:: YOUR OBJECTIVE ::
For every entry that follows, return the words exactly and omit any picture.

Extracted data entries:

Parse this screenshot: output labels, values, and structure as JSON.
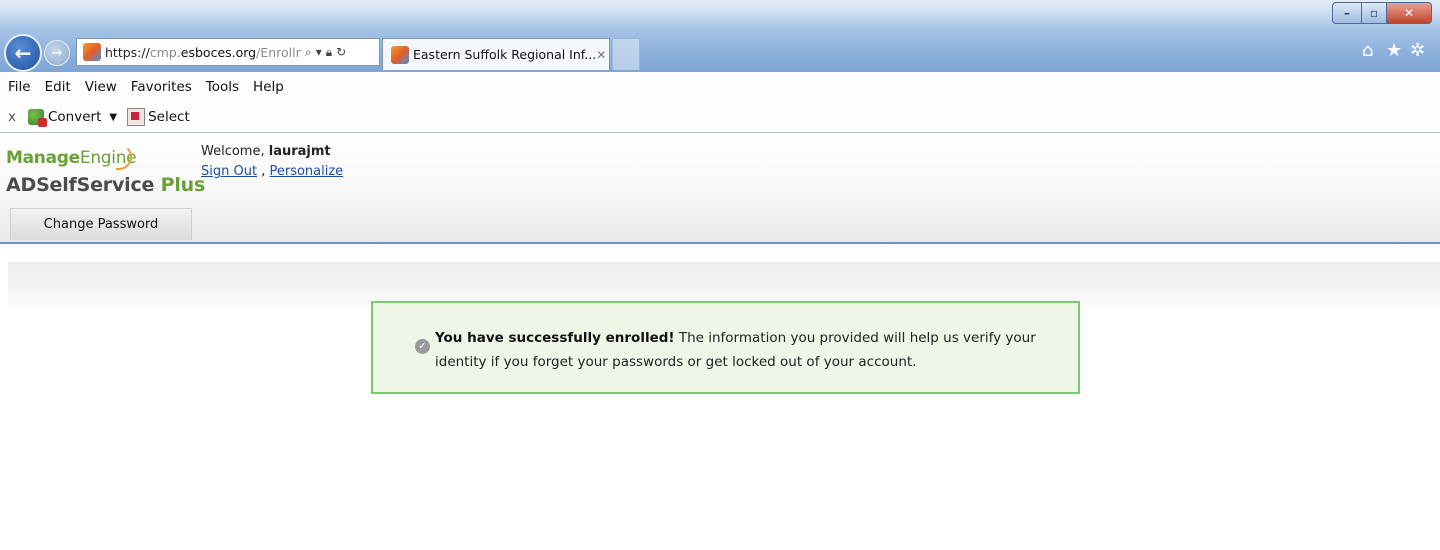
{
  "browser": {
    "address_prefix": "https://",
    "address_sub": "cmp.",
    "address_domain": "esboces.org",
    "address_path": "/Enrolln",
    "tab_title": "Eastern Suffolk Regional Inf...",
    "window_controls": [
      "minimize",
      "maximize",
      "close"
    ],
    "menu": [
      "File",
      "Edit",
      "View",
      "Favorites",
      "Tools",
      "Help"
    ],
    "command_bar": {
      "close": "x",
      "convert": "Convert",
      "select": "Select"
    }
  },
  "app": {
    "logo_manage": "Manage",
    "logo_engine": "Engine",
    "logo_ad": "ADSelfService",
    "logo_plus": "Plus",
    "welcome_label": "Welcome,",
    "username": "laurajmt",
    "sign_out": "Sign Out",
    "separator": ",",
    "personalize": "Personalize",
    "nav_tab": "Change Password"
  },
  "message": {
    "strong": "You have successfully enrolled!",
    "text": "The information you provided will help us verify your identity if you forget your passwords or get locked out of your account."
  },
  "colors": {
    "success_border": "#7dc96f",
    "success_bg": "#eef6e8",
    "link": "#1b4fa8",
    "brand_green": "#6aa035"
  }
}
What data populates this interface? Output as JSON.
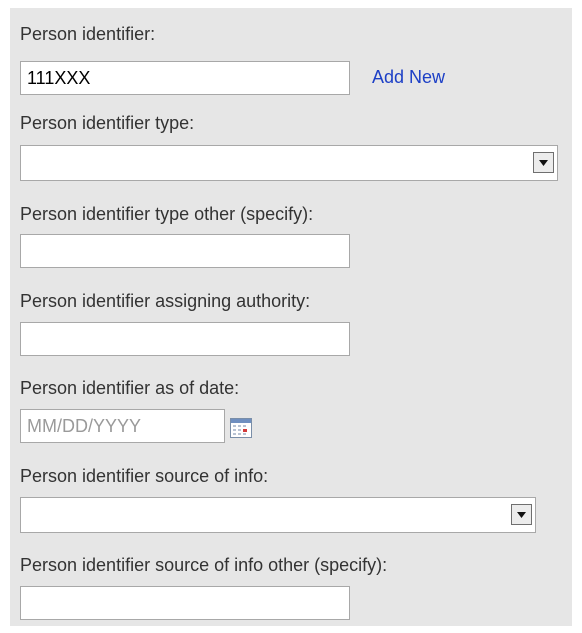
{
  "form": {
    "identifier": {
      "label": "Person identifier:",
      "value": "111XXX",
      "add_link": "Add New"
    },
    "identifier_type": {
      "label": "Person identifier type:",
      "selected": ""
    },
    "identifier_type_other": {
      "label": "Person identifier type other (specify):",
      "value": ""
    },
    "assigning_authority": {
      "label": "Person identifier assigning authority:",
      "value": ""
    },
    "as_of_date": {
      "label": "Person identifier as of date:",
      "placeholder": "MM/DD/YYYY",
      "icon": "calendar-icon"
    },
    "source_of_info": {
      "label": "Person identifier source of info:",
      "selected": ""
    },
    "source_of_info_other": {
      "label": "Person identifier source of info other (specify):",
      "value": ""
    }
  },
  "colors": {
    "panel_bg": "#e6e6e6",
    "label_text": "#333333",
    "link": "#1c3fc6",
    "field_border": "#a8a8a8"
  }
}
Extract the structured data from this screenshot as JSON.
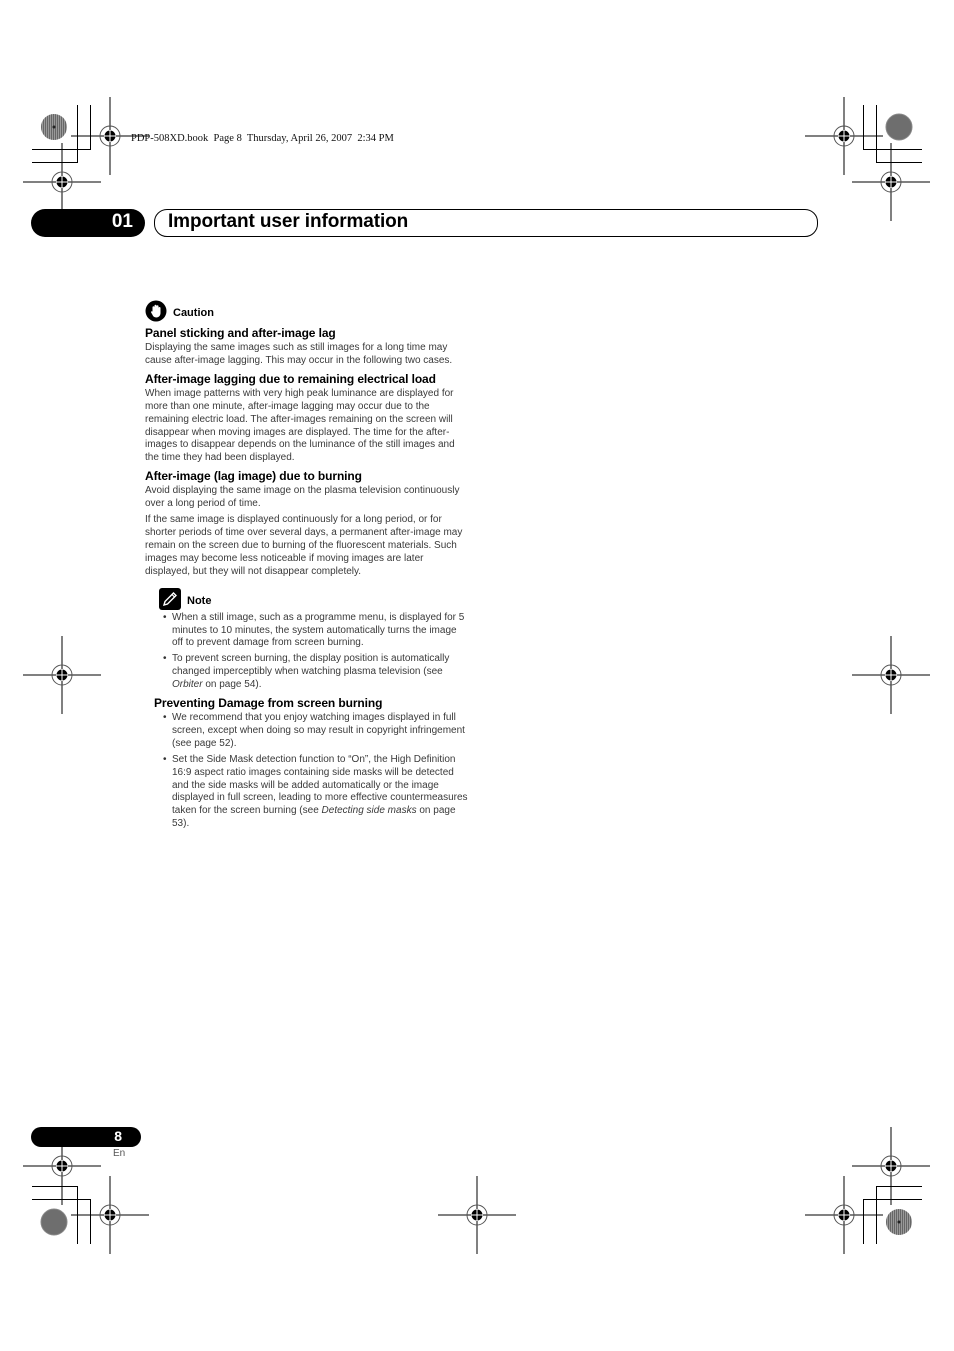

:: EXERCISE SOLUTION ::
Parse this screenshot: output labels, values, and structure as JSON.
{
  "browser": {
    "address_prefix": "https://",
    "address_sub": "cmp.",
    "address_domain": "esboces.org",
    "address_path": "/Enrolln",
    "tab_title": "Eastern Suffolk Regional Inf...",
    "window_controls": [
      "minimize",
      "maximize",
      "close"
    ],
    "menu": [
      "File",
      "Edit",
      "View",
      "Favorites",
      "Tools",
      "Help"
    ],
    "command_bar": {
      "close": "x",
      "convert": "Convert",
      "select": "Select"
    }
  },
  "app": {
    "logo_manage": "Manage",
    "logo_engine": "Engine",
    "logo_ad": "ADSelfService",
    "logo_plus": "Plus",
    "welcome_label": "Welcome,",
    "username": "laurajmt",
    "sign_out": "Sign Out",
    "separator": ",",
    "personalize": "Personalize",
    "nav_tab": "Change Password"
  },
  "message": {
    "strong": "You have successfully enrolled!",
    "text": "The information you provided will help us verify your identity if you forget your passwords or get locked out of your account."
  },
  "colors": {
    "success_border": "#7dc96f",
    "success_bg": "#eef6e8",
    "link": "#1b4fa8",
    "brand_green": "#6aa035"
  }
}
What data populates this interface? Output as JSON.
{
  "form": {
    "identifier": {
      "label": "Person identifier:",
      "value": "111XXX",
      "add_link": "Add New"
    },
    "identifier_type": {
      "label": "Person identifier type:",
      "selected": ""
    },
    "identifier_type_other": {
      "label": "Person identifier type other (specify):",
      "value": ""
    },
    "assigning_authority": {
      "label": "Person identifier assigning authority:",
      "value": ""
    },
    "as_of_date": {
      "label": "Person identifier as of date:",
      "placeholder": "MM/DD/YYYY",
      "icon": "calendar-icon"
    },
    "source_of_info": {
      "label": "Person identifier source of info:",
      "selected": ""
    },
    "source_of_info_other": {
      "label": "Person identifier source of info other (specify):",
      "value": ""
    }
  },
  "colors": {
    "panel_bg": "#e6e6e6",
    "label_text": "#333333",
    "link": "#1c3fc6",
    "field_border": "#a8a8a8"
  }
}
Extract the structured data from this screenshot as JSON.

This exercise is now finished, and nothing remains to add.